Mitochon Raises $1.6M to Begin Clinical Tests of Mitochondrial Modulators for MS

Mitochon Pharmaceuticals announced the completion of a second year of financing, raising a total $1.6 million to advance its lead compound, MP101, a mitochondrial targeted neuro-protective agent, into clinical testing. The company is developing mitochondrial modulators for patients with neurodegenerative diseases ranging from Alzheimer’s and Parkinson’s to multiple sclerosis (MS). A number of studies have…

$185M Gift to UCSF Will Support New Neurosciences Institute

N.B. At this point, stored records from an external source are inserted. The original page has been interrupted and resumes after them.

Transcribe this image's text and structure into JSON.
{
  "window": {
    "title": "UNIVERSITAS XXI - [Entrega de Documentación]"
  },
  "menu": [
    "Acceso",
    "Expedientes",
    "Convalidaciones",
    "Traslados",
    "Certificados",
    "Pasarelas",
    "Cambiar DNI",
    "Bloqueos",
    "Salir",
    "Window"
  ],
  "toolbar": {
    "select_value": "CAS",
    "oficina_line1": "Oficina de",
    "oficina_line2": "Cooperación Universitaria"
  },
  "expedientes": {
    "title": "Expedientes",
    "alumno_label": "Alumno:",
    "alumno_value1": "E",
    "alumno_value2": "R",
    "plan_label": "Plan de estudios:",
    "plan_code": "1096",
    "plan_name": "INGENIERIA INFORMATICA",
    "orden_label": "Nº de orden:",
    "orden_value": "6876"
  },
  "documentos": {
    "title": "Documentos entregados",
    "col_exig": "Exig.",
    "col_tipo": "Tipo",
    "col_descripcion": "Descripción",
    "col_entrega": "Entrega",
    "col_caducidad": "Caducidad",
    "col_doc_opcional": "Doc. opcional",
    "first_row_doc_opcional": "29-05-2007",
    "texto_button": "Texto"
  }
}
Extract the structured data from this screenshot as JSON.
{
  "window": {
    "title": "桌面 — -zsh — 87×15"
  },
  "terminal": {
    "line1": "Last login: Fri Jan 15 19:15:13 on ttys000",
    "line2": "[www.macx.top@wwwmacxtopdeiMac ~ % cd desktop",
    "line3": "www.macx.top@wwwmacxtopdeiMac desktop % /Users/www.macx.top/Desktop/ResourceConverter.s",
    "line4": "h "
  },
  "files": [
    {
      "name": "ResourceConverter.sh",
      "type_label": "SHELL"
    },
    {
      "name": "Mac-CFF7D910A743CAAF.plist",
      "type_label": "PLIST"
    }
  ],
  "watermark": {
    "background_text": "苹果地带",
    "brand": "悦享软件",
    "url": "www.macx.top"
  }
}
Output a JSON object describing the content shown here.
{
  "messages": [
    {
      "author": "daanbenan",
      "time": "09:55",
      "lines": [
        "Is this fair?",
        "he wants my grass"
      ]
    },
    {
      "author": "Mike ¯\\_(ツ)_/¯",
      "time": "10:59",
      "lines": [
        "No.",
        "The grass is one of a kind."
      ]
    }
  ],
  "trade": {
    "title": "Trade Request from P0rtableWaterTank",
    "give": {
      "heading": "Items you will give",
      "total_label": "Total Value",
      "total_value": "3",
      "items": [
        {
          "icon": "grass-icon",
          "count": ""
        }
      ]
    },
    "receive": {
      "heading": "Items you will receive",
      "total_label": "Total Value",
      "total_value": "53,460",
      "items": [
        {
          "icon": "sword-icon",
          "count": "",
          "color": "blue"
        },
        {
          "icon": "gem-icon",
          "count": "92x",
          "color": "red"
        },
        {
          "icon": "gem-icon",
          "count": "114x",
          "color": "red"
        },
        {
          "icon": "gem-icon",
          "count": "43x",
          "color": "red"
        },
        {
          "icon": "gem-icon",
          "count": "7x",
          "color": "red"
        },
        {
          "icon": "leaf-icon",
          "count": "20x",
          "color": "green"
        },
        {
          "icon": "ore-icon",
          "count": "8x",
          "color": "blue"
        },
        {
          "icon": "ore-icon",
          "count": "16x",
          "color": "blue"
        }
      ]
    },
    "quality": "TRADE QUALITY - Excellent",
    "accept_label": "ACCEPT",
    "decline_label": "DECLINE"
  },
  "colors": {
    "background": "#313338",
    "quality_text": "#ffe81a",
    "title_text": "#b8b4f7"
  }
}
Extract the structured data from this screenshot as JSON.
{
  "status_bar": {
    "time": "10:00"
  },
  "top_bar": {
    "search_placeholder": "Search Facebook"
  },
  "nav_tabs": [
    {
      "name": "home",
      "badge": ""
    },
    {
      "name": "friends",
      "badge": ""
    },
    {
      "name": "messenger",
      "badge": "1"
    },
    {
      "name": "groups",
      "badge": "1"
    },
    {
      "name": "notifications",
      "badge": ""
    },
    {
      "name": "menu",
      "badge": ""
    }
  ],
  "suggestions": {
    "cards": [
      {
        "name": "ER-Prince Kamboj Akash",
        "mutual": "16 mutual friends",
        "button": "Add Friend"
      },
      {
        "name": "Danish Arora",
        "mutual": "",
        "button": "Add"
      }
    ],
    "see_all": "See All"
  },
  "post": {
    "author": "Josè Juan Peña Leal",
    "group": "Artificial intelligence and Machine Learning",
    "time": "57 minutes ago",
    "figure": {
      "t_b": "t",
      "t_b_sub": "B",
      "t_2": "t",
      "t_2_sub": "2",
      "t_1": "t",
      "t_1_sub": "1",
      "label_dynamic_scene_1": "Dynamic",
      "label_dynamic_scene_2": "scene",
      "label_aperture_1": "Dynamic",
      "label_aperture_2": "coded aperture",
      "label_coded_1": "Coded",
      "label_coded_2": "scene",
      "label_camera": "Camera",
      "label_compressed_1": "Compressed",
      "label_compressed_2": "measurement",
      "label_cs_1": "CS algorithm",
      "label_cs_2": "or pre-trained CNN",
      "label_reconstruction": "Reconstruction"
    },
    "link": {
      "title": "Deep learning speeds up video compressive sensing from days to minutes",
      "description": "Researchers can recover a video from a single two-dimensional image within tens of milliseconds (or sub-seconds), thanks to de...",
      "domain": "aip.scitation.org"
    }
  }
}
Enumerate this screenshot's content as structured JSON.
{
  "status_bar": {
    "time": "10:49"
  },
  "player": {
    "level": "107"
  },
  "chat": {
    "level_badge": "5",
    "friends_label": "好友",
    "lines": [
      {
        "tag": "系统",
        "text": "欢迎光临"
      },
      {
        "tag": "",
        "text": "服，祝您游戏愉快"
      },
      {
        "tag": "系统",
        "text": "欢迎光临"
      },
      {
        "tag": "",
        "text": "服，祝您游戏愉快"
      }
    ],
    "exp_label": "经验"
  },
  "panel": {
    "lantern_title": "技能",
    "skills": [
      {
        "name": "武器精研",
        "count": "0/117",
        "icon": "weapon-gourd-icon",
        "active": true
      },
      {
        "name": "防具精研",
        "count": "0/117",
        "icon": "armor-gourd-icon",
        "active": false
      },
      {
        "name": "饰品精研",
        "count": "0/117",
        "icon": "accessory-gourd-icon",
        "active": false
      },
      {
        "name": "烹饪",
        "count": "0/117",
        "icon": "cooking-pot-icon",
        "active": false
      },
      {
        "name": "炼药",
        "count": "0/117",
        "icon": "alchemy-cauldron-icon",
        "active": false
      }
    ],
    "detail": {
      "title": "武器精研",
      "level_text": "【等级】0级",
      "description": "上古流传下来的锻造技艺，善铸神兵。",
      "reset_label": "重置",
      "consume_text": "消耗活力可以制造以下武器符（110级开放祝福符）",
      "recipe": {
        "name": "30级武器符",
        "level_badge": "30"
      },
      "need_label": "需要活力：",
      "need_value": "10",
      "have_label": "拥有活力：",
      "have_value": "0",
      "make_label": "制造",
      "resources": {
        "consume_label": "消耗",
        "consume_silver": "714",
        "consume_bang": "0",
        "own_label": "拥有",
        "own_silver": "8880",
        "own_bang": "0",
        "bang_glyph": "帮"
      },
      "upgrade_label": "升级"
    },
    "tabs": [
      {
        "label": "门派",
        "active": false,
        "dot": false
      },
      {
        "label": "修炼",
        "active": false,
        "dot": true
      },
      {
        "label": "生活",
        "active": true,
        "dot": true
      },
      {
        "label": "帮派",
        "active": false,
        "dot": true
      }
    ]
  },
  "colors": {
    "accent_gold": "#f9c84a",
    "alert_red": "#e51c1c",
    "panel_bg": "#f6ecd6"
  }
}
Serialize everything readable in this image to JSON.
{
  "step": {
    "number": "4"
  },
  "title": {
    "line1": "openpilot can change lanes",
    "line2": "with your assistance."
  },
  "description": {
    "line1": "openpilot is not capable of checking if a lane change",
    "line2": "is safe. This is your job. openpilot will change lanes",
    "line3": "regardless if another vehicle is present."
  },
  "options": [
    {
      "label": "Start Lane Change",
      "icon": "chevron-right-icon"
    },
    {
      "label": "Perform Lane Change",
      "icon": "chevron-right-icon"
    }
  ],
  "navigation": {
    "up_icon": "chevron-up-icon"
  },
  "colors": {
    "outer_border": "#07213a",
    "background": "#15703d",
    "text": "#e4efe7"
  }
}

A gift worth $185 million from Joan and Sanford I. Weill to the University of California San Francisco (UCSF) will allow the university to expand its neurosciences programs and facilities, advancing its research work into psychiatric, neurological and neurodegenerative diseases, including multiple sclerosis (MS). The gift, the largest single donation in UCSF history, is…

Resistance Training in Ms Patients Found to Improve Hip Strength, Walking Ability

Researchers at the Kennedy Krieger Institute and Johns Hopkins University School of Medicine released preliminary results of an ongoing study into an effective and progressive resistance training program to improve hip strength and walking ability, areas of concern in neurodegenerative diseases like multiple sclerosis (MS). The program, consisting of exercises using resistant…

MS Nerve Degeneration Triggered by Chain Reaction in Cells

Researchers in the United Kingdom recently discovered that a small molecule triggers the destruction of axons, a phenomenon observed in neurodegenerative diseases like multiple sclerosis (MS). The study is titled “Wallerian Degeneration Is Executed by an NMN-SARM1-Dependent Late Ca2+ Influx but Only Modestly Influenced by Mitochondria” and appears in the journal…